OCTOBER 2016 Irish wholesale gas prices increase 39% in October due to market nomalisation and a seasonal price adjustment but remain 14% lower year on year

  • Electricity prices increase 4.6% year on year
  • Wind energy accounted for 22% of overall electricity generation so far in October

In euro terms, Irish wholesale gas prices are 14% lower on average this month compared to October 2015. This is due to continued healthy supply, lower oil prices and decreased demand. However, the average wholesale gas price this month is up 39% compared to last month. A significant supply overhang pushed the prompt market to lows not seen since 2009 during the first half of September, so the month on month increase is a normalisation of the market.

Gas prices gained over 8p in sterling terms in the first four days of October trade. The impact in cent/kWh was limited by the weakness of sterling to the euro, enabling Irish and euro businesses to enjoy more competitive prices than UK businesses which saw wholesale gas prices increase 5% year on year and 46% month on month.

The average day-ahead price for gas, the contract for gas delivery tomorrow, is 1.59 c/kWh (cents per kilowatt hour) for October so far. This compares with an average price of 1.85 c/kWh in October 2015. In euro terms, Irish wholesale gas prices are 29% lower compared with the average monthly price recorded for October over the three previous years (2013 – 2015).

Gillian Lawler, Senior Energy Analyst at Naturgy Energy said that contracts were driven by movements in both the EUR/GBP exchange rate and Brent crude at the beginning of the month. “A stronger euro relative to the pound and gains made on oil pushed curve contracts up. The pound fell relative to the euro following the announcement that the UK will begin the process to leave the EU by the end of March 2017. The current outlook is for contracts to stay in positive territory with the rally in oil expected to continue and weakness of sterling still holding.

An informal OPEC meeting on proposed output cuts on 6 October helped oil prices firm and they hit four month highs. Oil jumped by more than $6/bbl since the group announced at talks on 28 September that it hopes to reduce output to 32.5 / 33 million barrels per day. This would remove 700,000 barrels per day from the global supply glut. Associated gains on gas contracts were capped somewhat as the pound plummeted to its lowest level since March 2010. Oil soared to its highest point of the year on 10 October with Russia announcing that it is willing to join the production cut agreed by OPEC members. Gas contracts made gains initially, but these were not sustained due to concerns that the supply cut may not in fact stem the global oil over-supply. Uneasiness will continue on oil markets until the OPEC meeting of 30 November to firm the agreement on production cuts. The remainder of winter is trading around 47p while Q1-17 is 48.9p. Volatility is expected to continue to a degree based on oil and FX fundamentals, along with some storage and LNG delivery concerns”.


Electricity and Wind Energy Update

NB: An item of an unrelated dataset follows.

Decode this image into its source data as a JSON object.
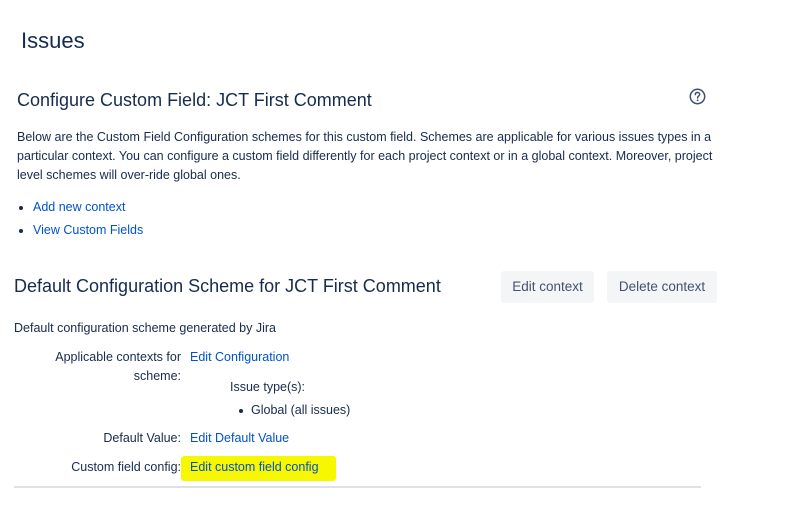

The average wholesale gas price of electricity in the Irish market so far in October is 5.2 c/kWh, an increase of 4.6% compared with October 2015 and up 44% compared with last month. The month on month surge in prices is attributed mainly to a return to a more balanced supply picture following the oversupply experienced in September, and a seasonal price adjustment on wholesale gas prices.

Total wind energy capacity in Ireland now stands at 3,169 MW. Wind energy accounted for 22% of overall electricity generation so far in October, reaching a peak of 2,396 MW on 3 October having the potential to meet over 49% of total electricity demand on the island of Ireland at that time.